Or only a bit strange—they have, at least, heard of Jane Austen. They even quite cleverly translated the title to keep the alliteration. This is Pride and Prejudice, a copy my mother brought back from her twice-annual trip to Lithuania.
Both my parents emigrated from Lithuania as children. Though I was born in the U.S., my first language was Lithuanian. In fact, I went to kindergarten knowing very little English. Perhaps not the smoothest way to integrate a child into a “new” country, but somehow I managed. I know that growing up bilingual has made other languages (perhaps even computer languages) easier. Still, I sometimes wonder if I can blame my occasional awkwardness with word choices and phrasing on this early linguistic confusion. Or maybe not. Maybe I’m just the Queen of Awkward Sentences, doomed to seemingly eternal revisions. 🙂
Anyway, I find this book and its packaging quite interesting. Though the title is clever the cover art is many centuries off. One would think they could have found something more appropriate. At least it’s not Victorian!
I read the back blurb, and was surprised to see that they gave the entire plot in a nutshell, spoilers and all. If, that is, there is such a thing as a spoiler for a book that’s been around since 1813.
Overall, it makes me happy people all over the globe can enjoy Jane’s genius. I wonder how she would feel about seeing her works in so many translations? Have any of you run across any other interesting translations? What have your experiences been with foreign languages? How do they affect your reading and writing?

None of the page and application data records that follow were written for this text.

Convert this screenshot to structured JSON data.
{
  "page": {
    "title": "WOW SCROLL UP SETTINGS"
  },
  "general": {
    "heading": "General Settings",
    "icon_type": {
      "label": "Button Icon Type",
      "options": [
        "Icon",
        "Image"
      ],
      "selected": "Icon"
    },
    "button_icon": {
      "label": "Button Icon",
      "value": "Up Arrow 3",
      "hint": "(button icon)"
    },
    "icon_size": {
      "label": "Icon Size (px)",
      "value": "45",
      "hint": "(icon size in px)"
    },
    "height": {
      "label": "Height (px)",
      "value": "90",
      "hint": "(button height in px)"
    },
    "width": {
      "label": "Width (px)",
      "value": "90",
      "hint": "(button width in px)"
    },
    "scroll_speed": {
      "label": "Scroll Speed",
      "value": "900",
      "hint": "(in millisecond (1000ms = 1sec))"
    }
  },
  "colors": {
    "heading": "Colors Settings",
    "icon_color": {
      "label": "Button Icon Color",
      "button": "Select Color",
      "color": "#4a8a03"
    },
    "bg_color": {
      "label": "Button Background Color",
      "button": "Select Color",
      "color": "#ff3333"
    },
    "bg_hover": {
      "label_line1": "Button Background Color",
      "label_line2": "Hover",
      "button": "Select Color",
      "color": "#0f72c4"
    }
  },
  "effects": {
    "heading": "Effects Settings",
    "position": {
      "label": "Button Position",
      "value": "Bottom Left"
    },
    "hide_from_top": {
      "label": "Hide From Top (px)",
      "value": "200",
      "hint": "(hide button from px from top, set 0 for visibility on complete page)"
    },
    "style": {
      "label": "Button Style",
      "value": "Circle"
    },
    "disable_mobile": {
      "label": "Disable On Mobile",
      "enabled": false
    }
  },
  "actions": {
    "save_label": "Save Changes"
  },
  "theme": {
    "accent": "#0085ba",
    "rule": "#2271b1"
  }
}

Elena, hoping someday there will be Lithuanian editions of her own works
LADY DEARING’S MASQUERADE, an RT Reviewers’ Choice Award nominee